Times Square Elmo Just Wants Some Respect

Times Square Characters
Associated Press An Elmo impersonator shakes hands with a tourist in Times Square on July 28, 2014.

The members of the newly-formed Association of Artists United for a Smile held their first combined rally and press conference in New York on Tuesday. Many of its biggest stars came out to support the cause: Minnie Mouse and a minion from Despicable Me, the Penguin from Batman, Super Mario, Elmo and Hello Kitty, Woody from Toy Story, and the venerable Goofy.

They are unauthorized editions of those familiar characters, but they want you--and the government of the City of New York--to know that they are out there working hard for a living, and they have rights too.

The rally was held in their workplace, which is right in the middle of Times Square.They and scores of other famous fuzzy faces have formed the quasi-union to represent them politically and publicly as the city fathers move to crack down on street performers in the world's most famous tourist thoroughfare.

The association was formed with the help of La Fuente, a not-for-profit immigrant advocacy group in the New York City area.

Under the Costumes

It turns out that the vast majority of these self-employed street performers are immigrants, mostly young and Latino. They buy their own costumes, which are mostly made in Peru or China. An adult-sized "Professional Elmo Costume" sells for $99 to $199 through a costume vendor that lists on the Chinese retailer Alibaba.com's website.
Time Square Characters
Associated Press With Elmo front and center, members of new Association pose at Aug. 19 press conference in New York City.
They patrol Times Square and wave a lot, and pose for pictures with tourists. A costumed performer reportedly can earn about $80 a day in tips. Not a huge sum, but better than the employment alternatives, especially for those who are undocumented or speak little English.

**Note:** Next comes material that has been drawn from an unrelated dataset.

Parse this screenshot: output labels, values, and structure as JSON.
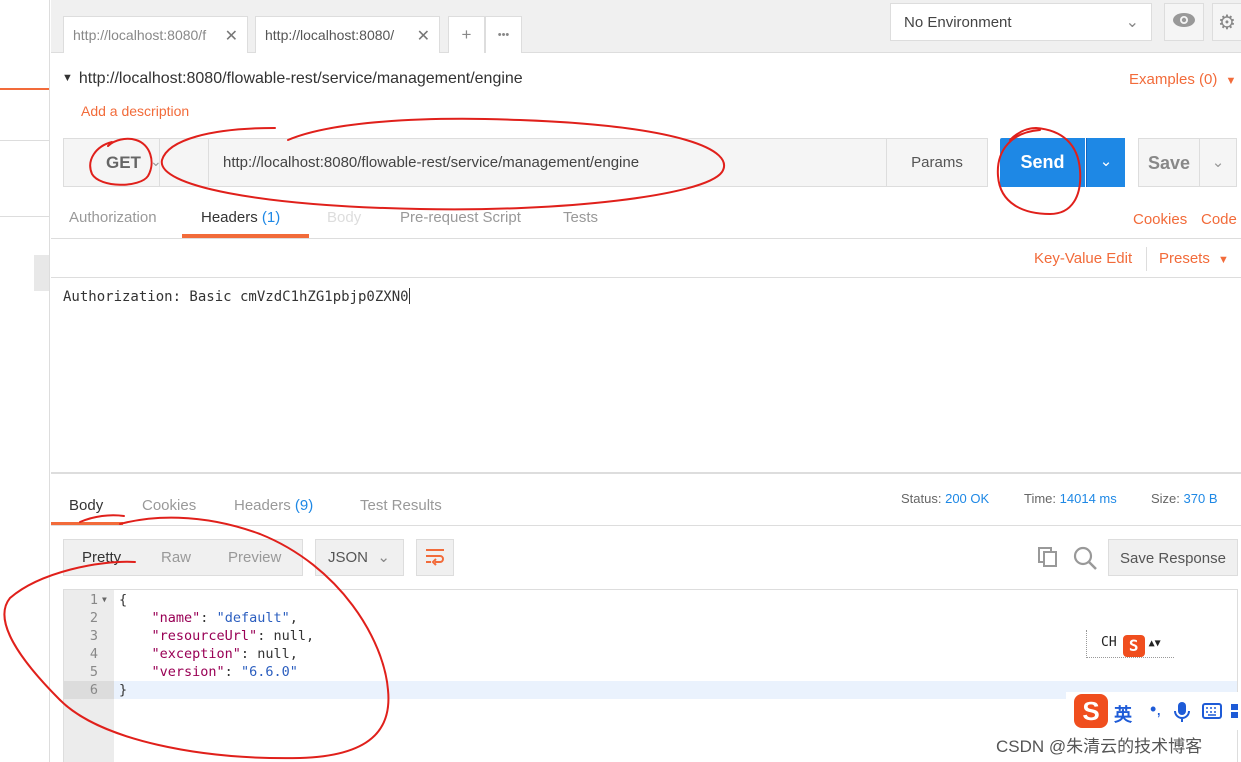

A few such characters have worked Times Square for many years, but there has been a population explosion since 2011, when the city banned traffic from the heart of the theater district and created a pedestrian-only zone.

Sometimes, as many as 80 characters roam the area, including multiples of crowd favorites such as Spider-Man and Elmo from Sesame Street. Some team up, so that Batman has his Robin, and Minnie Mouse has her Mickey. Classic characters are regularly joined by fresher faces, so SpongeBob Square Pants mingles with Catwoman.

This is not as overwhelming as it may seem to those who haven't been in New York lately. All of the characters compete for attention with Broadway's blinking neon signs as well as the live performances staged behind glass walls at MTV studio headquarters, the street performer known as The Naked Cowboy, and miscellaneous other attractions, including at least a couple of stilt-walking, eight-foot-tall, green-painted Statue of Liberty mimes.

Faux Spidey Busted

Inevitably, there have been a few villains in the mix-most notably a Spider-Man doppelganger who was hauled away in handcuffs after punching a policeman in the face. Spidey was angry that the policeman intervened as he was pressuring a tourist for a bigger tip. More recently, a weekend police crackdown netted two faux Iron Men, another Spider-Man and Elmo on charges of disorderly conduct. One was also charged with aggressive panhandling.

The association says those nasty episodes are undeservedly giving all of the performers a bad name. They are now organizing more formally in order to protect their own from new city regulations and tougher police scrutiny. They've even got the support of another freelancers' group with similar issues, the Street Vendors Project.

A City Council member is preparing to introduce legislation creating a mandatory licensing process with a criminal background check for the Times Square characters.

An earlier attempt by the councilor, Andy King, failed to pass. However, Mayor Bill De Blasio and Times Square Alliance President Tim Tompkins now have expressed support for some restrictions on the performers.

"I think this has gone too far," the mayor said in a City Hall appearance. "It needs to be regulated."

The New York Post recently editorialized against the performers as "hucksters" who are "shaking down" tourists in Times Square. Some Broadway theater owners are even blaming them for a recent slump in ticket sales.

A Word from the Penguin

At their press conference, association members pledged to create their own internal regulatory system, including a photo identification requirement, to forestall more onerous action by the city. They also asked the New York Police Department to stop blanketing Times Square with leaflets notifying tourists that tips are optional.

Most of all, they just want respect. "We're people who want to be treated as workers with dignity and not be treated as cartoon characters just because we wear a mask," said Yamil Morales, a Colombian who dresses up as the Penguin, in a recent interview with Reuters.
Read Full Story

From Our Partners